Date: June 9, 1977
Source: Federal Bureau of Investigation. "Freedom of Information and Privacy Acts. Subject. Ted Bundy." 〈http://foia.fbi.gov/bundy/bundy1a.pdf〉 (accessed February 2, 2006).
About the Author: The Federal Bureau of Investigation (FBI), founded in 1908, is the investigative branch of the U.S. Department of Justice. Its mission is to protect the country from terrorist and other foreign threats, investigate major domestic crimes, and provide criminal justice services to agencies and partners at federal, state, municipal and international levels.
Ted Bundy is one of the most notorious serial killers the United States has ever seen. He was responsible for a number of brutal murders in the Pacific Northwest, Utah, Colorado, and Florida between 1969 and 1978. Bundy's early years had been unsettled and he had a history of petty theft; but he fooled many people because he was a charming and handsome young man, a law school graduate who did charity work and campaigned for the Republican Party.
Bundy procured his victims by pretending to be injured, then asking women for help so he could drag them into his car. He had already killed several women in Seattle when, on November 8, 1974, he approached Carol DaRonch in Salt Lake City. This was to be his downfall—at least temporarily. He got her into his car, then tried to handcuff her and pulled out a gun. But DaRonch escaped. Bundy went on to kill seventeen-year-old Debbie Kent that same night.
Caught in August 1975, he was identified by DaRonch in a police lineup, convicted of her kidnapping, and sentenced to fifteen years. In April 1977 Colorado indicted him for the January 1975 murder of twenty-three-year-old Caryn Campbell and transferred him to Garfield County jail to await trial. Because he acted as his own attorney, Bundy was allowed to use the courthouse library to prepare his defense. He jumped from a window in June 1977 during one such visit, an escape that is the subject of the police memo below. Bundy was recaptured eight days later.
See primary source image.
Bundy escaped again in December 1977 by cutting a hole in the ceiling of his cell with a hacksaw blade. He remained at large much longer this time, adopting a false name and living by theft. On January 15, 1978, he broke into the Chi Omega sorority house at Florida State University, where he attacked four students. Lisa Levy was raped and beaten to death; Margaret Brown was strangled. The other two were beaten with a wooden club but survived.
A month later, Bundy sexually assaulted and strangled twelve-year-old Kim Leach, who was to be his final victim.
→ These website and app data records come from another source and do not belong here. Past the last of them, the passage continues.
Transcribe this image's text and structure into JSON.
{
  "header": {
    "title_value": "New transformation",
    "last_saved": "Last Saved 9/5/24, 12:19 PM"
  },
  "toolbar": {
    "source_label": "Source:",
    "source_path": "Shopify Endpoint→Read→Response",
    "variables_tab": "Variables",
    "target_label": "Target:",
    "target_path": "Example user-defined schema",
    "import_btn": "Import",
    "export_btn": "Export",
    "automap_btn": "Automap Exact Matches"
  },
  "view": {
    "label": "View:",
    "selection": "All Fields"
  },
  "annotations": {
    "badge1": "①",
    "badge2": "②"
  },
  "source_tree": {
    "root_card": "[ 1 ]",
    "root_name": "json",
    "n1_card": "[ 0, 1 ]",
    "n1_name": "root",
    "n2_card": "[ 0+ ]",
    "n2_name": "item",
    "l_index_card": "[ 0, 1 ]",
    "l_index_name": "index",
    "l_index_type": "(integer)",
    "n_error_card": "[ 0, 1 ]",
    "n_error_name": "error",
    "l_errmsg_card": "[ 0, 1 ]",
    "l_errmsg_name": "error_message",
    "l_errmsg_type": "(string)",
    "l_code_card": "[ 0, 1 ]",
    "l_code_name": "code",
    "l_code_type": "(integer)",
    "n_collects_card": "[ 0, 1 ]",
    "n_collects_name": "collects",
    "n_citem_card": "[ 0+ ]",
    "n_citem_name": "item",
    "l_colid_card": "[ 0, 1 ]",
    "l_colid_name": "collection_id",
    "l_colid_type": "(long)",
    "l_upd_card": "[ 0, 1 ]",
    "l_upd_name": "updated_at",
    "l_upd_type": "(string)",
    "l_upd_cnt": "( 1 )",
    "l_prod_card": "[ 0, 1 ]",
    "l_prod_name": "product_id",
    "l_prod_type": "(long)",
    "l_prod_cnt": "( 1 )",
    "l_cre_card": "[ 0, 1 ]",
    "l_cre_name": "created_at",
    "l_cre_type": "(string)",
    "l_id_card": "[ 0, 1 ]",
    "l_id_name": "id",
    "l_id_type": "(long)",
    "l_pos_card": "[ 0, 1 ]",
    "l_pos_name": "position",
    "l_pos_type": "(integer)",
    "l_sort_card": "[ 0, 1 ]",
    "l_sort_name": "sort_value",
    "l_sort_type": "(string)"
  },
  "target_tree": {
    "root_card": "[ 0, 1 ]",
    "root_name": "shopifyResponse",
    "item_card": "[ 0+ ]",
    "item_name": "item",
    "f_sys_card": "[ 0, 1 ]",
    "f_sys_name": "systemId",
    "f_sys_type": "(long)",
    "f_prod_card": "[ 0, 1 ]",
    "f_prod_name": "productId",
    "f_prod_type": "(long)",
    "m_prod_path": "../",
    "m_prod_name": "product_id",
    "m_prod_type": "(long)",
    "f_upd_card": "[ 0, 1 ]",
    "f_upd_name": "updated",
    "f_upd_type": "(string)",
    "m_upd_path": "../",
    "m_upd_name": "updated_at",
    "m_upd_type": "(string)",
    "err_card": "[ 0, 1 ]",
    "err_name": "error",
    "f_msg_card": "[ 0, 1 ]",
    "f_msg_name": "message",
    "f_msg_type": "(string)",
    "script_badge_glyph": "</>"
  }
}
By the time he was caught, driving a stolen car, he was wanted for murder in several states. In June 1979 he went on trial for the Chi Omega murders and again insisted on conducting his own defense. No fingerprint evidence was found at the scene. But the case was significant from a forensic point of view: Lisa Levy had bite marks on her breast and her buttock—a common finding in violent rape. He was forced to give a dental impression, which matched the marks—major evidence for the prosecution.
Bundy was found guilty of the two Chi Omega murders and sentenced to death. After ten years on death row, he finally admitted to the murders of thirty women; some believe he may have killed as many 100. His known victims comprised eight young women in Seattle, four in Salt Lake City, and Caryn Campbell in Aspen, as well as Lisa Levy, Margaret Bowman, and Kim Leach. As his execution date approached, he confessed to still more murders, hoping for a reprieve. He claimed an entity inside him drove him to murder, referring to himself in the third person.
While psychiatrists judged him neither psychotic nor sexually deviant, he was obsessed with hard-core sadomasochistic pornography and had a huge fear of being humiliated by women; he enjoyed the power he wielded over his victims. Rape, he said, was his prime motive. The murder was then carried out to silence his victim.
Bundy was executed in the electric chair on January 24, 1989. While some executions attract demonstrators who protest capital punishment, in this case they were few. People instead set off fireworks and cheered when his death was announced.
Lyle, Douglas P. Forensics for Dummies. Hoboken, NJ: Wiley, 2004.
Jackson, Andrew R.W., and Julie M. Jackson. Forensic Science. Harlow, UK: Pearson Education, 2004.
British Broadcasting Corporation. "Crime. Case Closed. Infamous Criminals. "Ted Bundy." 〈http://www.bbc.co.uk/crime/caseclosed/tedbundy1.shtml〉 (accessed February 2, 2006).